Marie Traboulsi Marinier resident of France paints both commanding figurative portraits of majestic women and fragile ones, gloriously detailed, true to life, so close you could reach out and touch them. They do betray self portraits, except their settings aren’t what you’d expect. Confronting two realities the powerful and the powerless, there’s a hawk resting near the women’s arm, a balance of power, Queen of One Day is perched on a gaz cistern she confronts and she wins over difficulties thus is crowned with a flowers wreath. Controlling White Rabbit, an empowered woman become part of the background of a field of roses with a rabbit on her covered feet. She’s reminiscent of Matisse figures whereby through color, breaking patterns and perspectives, Traboulsi Marinier relentlessly moves towards abstraction. The two following pieces attest to human frailty Small Soldier a figure wearing a helmet seated on a box of staple food pasta and rice with a dove turning its back away. Is it turning away from war or scarcity of food or both?A diptyque Funny Numbers, July 72 with a large balloon perched high above a city and a cartoonish mickey mouse like woman in a swimsuit settled on a floating piece of wood where some clearly painted numbers and some erased ones, conjure the economical power’s fallibilityThe animals are stand-ins for something else, existing in a man-made environment with only one actual human around, and suffering the consequences of man’s environmental manipulation.

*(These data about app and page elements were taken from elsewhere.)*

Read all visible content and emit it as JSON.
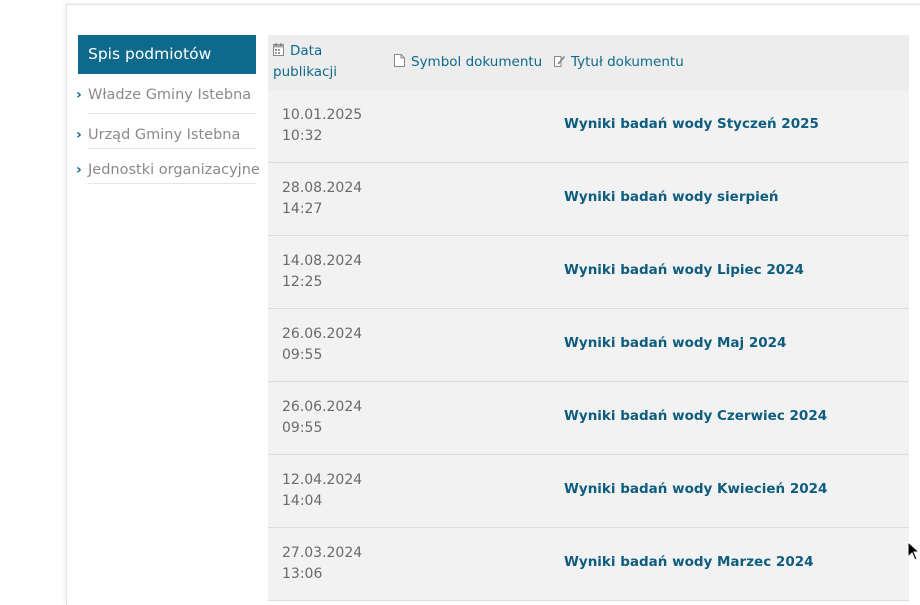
{
  "sidebar": {
    "header": "Spis podmiotów",
    "items": [
      {
        "label": "Władze Gminy Istebna"
      },
      {
        "label": "Urząd Gminy Istebna"
      },
      {
        "label": "Jednostki organizacyjne"
      }
    ]
  },
  "table": {
    "headers": {
      "date": "Data publikacji",
      "symbol": "Symbol dokumentu",
      "title": "Tytuł dokumentu"
    },
    "rows": [
      {
        "date": "10.01.2025",
        "time": "10:32",
        "symbol": "",
        "title": "Wyniki badań wody Styczeń 2025"
      },
      {
        "date": "28.08.2024",
        "time": "14:27",
        "symbol": "",
        "title": "Wyniki badań wody sierpień"
      },
      {
        "date": "14.08.2024",
        "time": "12:25",
        "symbol": "",
        "title": "Wyniki badań wody Lipiec 2024"
      },
      {
        "date": "26.06.2024",
        "time": "09:55",
        "symbol": "",
        "title": "Wyniki badań wody Maj 2024"
      },
      {
        "date": "26.06.2024",
        "time": "09:55",
        "symbol": "",
        "title": "Wyniki badań wody Czerwiec 2024"
      },
      {
        "date": "12.04.2024",
        "time": "14:04",
        "symbol": "",
        "title": "Wyniki badań wody Kwiecień 2024"
      },
      {
        "date": "27.03.2024",
        "time": "13:06",
        "symbol": "",
        "title": "Wyniki badań wody Marzec 2024"
      }
    ]
  },
  "colors": {
    "accent": "#0e6a8c",
    "link": "#0e5d7e",
    "row_bg": "#f2f2f2"
  },
  "icons": {
    "date_header": "calendar-icon",
    "symbol_header": "document-icon",
    "title_header": "edit-icon",
    "sidebar_bullet": "chevron-right-icon"
  }
}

Traboulsi Marinier packs wallops of hidden meaning in her multilayered paintings. Every carefully chosen element – a pigeon, a drawn moucharabieh cutout, a painted-on balloon, the head of a dove or a rabbit, a cistern – carries significance in the painter’s well-curated artistic vocabulary. The resplendently calm and on the outside emotionless women she creates give voice to some of the artist’s potent themes: cross-culturalism, control of the masses,  social injustice. Other works convey messages of overconsumption, being other. Behind the pleasing image of a perfectly executed portrait lurks destruction and waste, disconnection and ruin.

The burden and pain of isolation is one of the paintings’ primary themes, but it is only one. In other ways, seeing from different perspective, they are both hopeful and humorous paintings, full of lush colors and exuberant brushwork. Traboulsi Marinier marks are visible and without the perfection of high finish, they almost reveal how she does it. They convince us first of all through their decorative fierceness. Among their expertly orchestrated palettes, yellows and violets are favored hues; a background may be a deep luminous aqua or soft green. Similarly, their improvisational surfaces evince an openness and sweetness that undercuts their intimations of power and control of the masses. Traboulsi Marinier succeeds in creating an artistic expression beyond narrow distorting limits.

Exhibition until May 17, 2016
Yacht Club Gallery – Zaitounay Bay
Beirut, Lebanon